LARS artificial ligament This type of graft has begun to be used more commonly over the past 5 years. Awareness of the LARS spiked dramatically when the AFL’s Sydney Swans elected to use the graft to repair Nick Malceski’s ruptured ACL. Malceski returned to playing within 4 months of surgery, and since then more players in the AFL and other codes have undergone a LARS reconstruction.
Using the LARS ligament means that from the time of surgery the graft is very strong and there is no critical period. There is also no donor site, meaning the hamstrings and other muscle groups are not impacted when there is no need to take a graft from their tendons.
The reason this type of graft is not fully accepted by all surgeons and professionals is that there is currently limited research as to their lifespan. At present the best studies are showing the LARS still functional and strong at 4-5 years post surgery, however there is limited evidence as to their condition after this time. Some professionals and specialists believe the LARS may weaken or fray, however there is no concrete evidence that this occurs either.
Rehab Milestones: Walking without crutches – approx. 1 week
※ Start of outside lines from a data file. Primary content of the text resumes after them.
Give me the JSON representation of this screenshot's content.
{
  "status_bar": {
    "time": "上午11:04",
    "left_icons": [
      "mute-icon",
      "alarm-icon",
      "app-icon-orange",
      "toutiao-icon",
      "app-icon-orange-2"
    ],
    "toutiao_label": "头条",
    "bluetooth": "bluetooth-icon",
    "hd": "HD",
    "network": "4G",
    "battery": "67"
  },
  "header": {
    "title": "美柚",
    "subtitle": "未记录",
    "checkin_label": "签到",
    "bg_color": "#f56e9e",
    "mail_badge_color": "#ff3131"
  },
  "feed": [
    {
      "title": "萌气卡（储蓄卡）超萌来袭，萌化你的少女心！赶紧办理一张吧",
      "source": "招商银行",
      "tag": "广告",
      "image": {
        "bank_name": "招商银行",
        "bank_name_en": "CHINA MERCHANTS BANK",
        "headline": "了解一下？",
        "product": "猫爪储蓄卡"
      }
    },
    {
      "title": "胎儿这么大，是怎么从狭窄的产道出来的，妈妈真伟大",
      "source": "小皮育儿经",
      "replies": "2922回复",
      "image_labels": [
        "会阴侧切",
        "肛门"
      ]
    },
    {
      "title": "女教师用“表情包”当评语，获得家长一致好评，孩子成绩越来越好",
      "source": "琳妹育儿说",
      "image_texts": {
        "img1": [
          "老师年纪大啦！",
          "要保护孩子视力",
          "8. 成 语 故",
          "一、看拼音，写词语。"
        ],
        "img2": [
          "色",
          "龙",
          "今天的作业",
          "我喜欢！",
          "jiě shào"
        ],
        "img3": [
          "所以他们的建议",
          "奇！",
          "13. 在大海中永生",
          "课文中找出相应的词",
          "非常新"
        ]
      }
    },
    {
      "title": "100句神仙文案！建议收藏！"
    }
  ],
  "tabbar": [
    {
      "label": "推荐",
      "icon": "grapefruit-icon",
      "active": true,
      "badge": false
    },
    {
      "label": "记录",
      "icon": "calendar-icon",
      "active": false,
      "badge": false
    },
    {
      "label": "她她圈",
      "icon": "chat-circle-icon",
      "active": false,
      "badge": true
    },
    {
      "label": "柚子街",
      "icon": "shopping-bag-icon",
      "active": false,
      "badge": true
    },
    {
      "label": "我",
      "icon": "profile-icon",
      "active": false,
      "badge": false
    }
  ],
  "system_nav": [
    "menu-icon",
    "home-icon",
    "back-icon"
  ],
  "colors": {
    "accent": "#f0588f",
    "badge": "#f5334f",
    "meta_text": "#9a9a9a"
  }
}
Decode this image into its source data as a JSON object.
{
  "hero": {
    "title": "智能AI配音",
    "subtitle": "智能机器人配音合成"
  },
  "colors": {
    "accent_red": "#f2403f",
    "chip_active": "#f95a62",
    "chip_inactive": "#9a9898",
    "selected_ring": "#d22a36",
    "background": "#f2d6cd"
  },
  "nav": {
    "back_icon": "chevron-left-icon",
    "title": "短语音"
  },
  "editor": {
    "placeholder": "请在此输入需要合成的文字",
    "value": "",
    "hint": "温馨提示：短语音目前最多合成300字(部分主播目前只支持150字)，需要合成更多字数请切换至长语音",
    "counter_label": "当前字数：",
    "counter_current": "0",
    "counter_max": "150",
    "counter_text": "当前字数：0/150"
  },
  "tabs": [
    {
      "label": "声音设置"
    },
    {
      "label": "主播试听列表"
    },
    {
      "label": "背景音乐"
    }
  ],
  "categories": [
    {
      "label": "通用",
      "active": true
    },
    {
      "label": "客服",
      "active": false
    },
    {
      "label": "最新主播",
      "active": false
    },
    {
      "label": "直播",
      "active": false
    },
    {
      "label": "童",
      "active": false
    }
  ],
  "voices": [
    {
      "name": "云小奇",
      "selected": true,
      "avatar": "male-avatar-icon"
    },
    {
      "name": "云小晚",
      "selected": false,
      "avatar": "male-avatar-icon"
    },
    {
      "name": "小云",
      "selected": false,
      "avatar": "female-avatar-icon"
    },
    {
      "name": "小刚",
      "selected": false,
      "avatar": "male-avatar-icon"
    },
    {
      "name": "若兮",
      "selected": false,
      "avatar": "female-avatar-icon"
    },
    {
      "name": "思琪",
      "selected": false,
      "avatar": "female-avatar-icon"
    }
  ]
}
Return to Running – approx. 8-12 weeks (requires surgeon approval)
Return to Sport – approx. 12-16 weeks (with surgeon approval)